EXERCISE:
In the listing, find every line that has the string "text" and copy it.

ENTRIES SUPPLIED:
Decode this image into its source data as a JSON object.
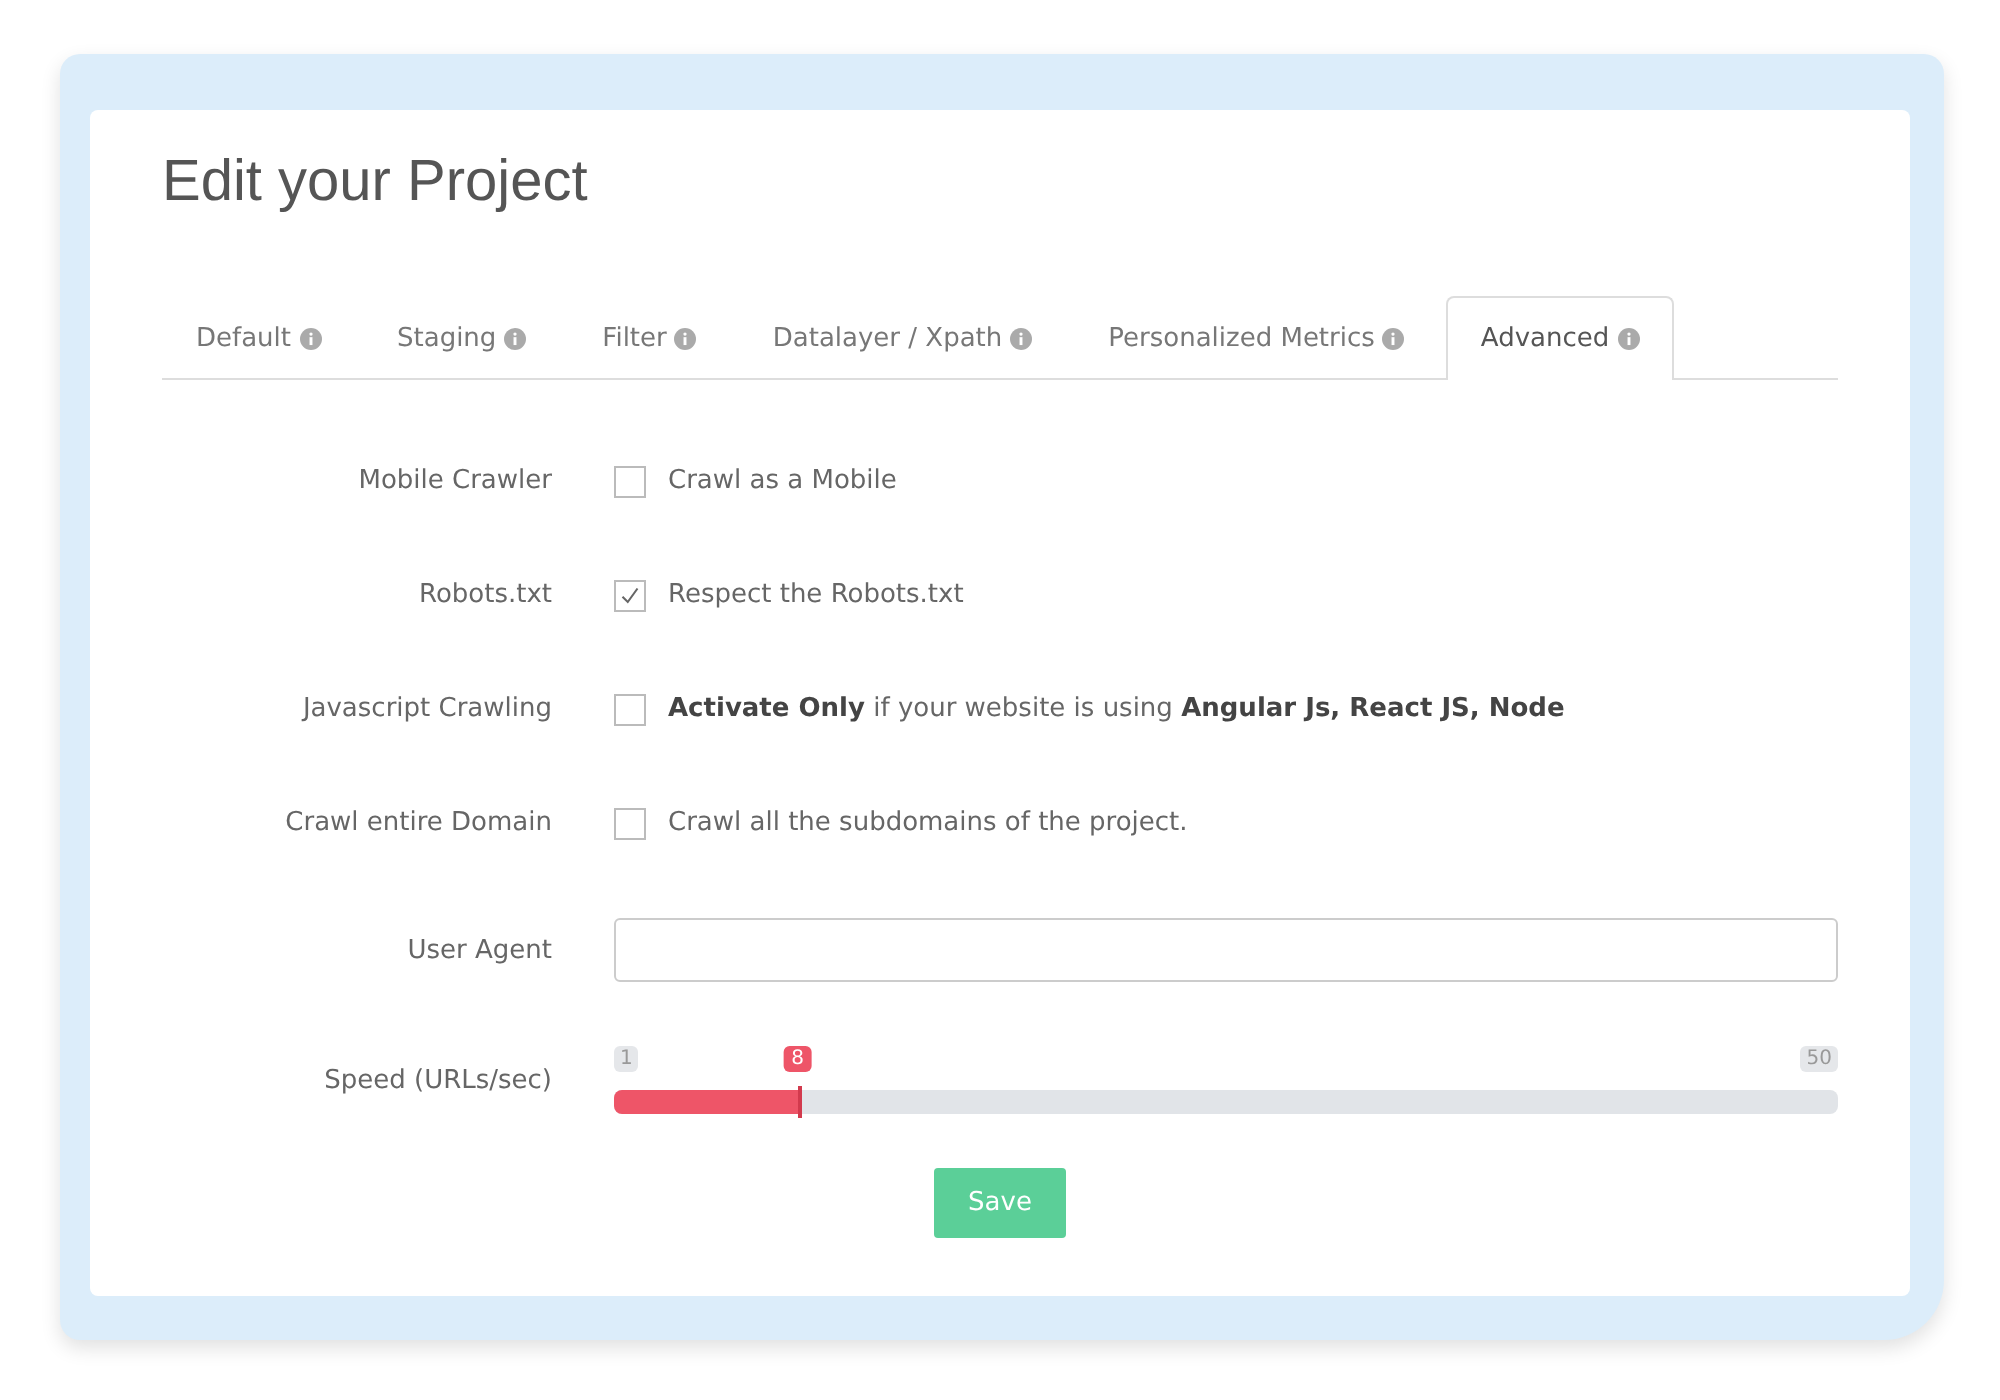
{
  "title": "Edit your Project",
  "tabs": [
    {
      "label": "Default",
      "selected": false
    },
    {
      "label": "Staging",
      "selected": false
    },
    {
      "label": "Filter",
      "selected": false
    },
    {
      "label": "Datalayer / Xpath",
      "selected": false
    },
    {
      "label": "Personalized Metrics",
      "selected": false
    },
    {
      "label": "Advanced",
      "selected": true
    }
  ],
  "options": [
    {
      "label": "Mobile Crawler",
      "text": "Crawl as a Mobile",
      "checked": false
    },
    {
      "label": "Robots.txt",
      "text": "Respect the Robots.txt",
      "checked": true
    },
    {
      "label": "Javascript Crawling",
      "text": "**Activate Only** if your website is using **Angular Js, React JS, Node**",
      "checked": false
    },
    {
      "label": "Crawl entire Domain",
      "text": "Crawl all the subdomains of the project.",
      "checked": false
    }
  ],
  "user_agent": {
    "label": "User Agent"
  },
  "speed": {
    "label": "Speed (URLs/sec)",
    "min": "1",
    "max": "50",
    "value": "8",
    "level": 0.15
  },
  "save_button": "Save"
}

SOLUTION TO THIS TASK:
      "text": "Crawl as a Mobile",
      "text": "Respect the Robots.txt",
      "text": "**Activate Only** if your website is using **Angular Js, React JS, Node**",
      "text": "Crawl all the subdomains of the project.",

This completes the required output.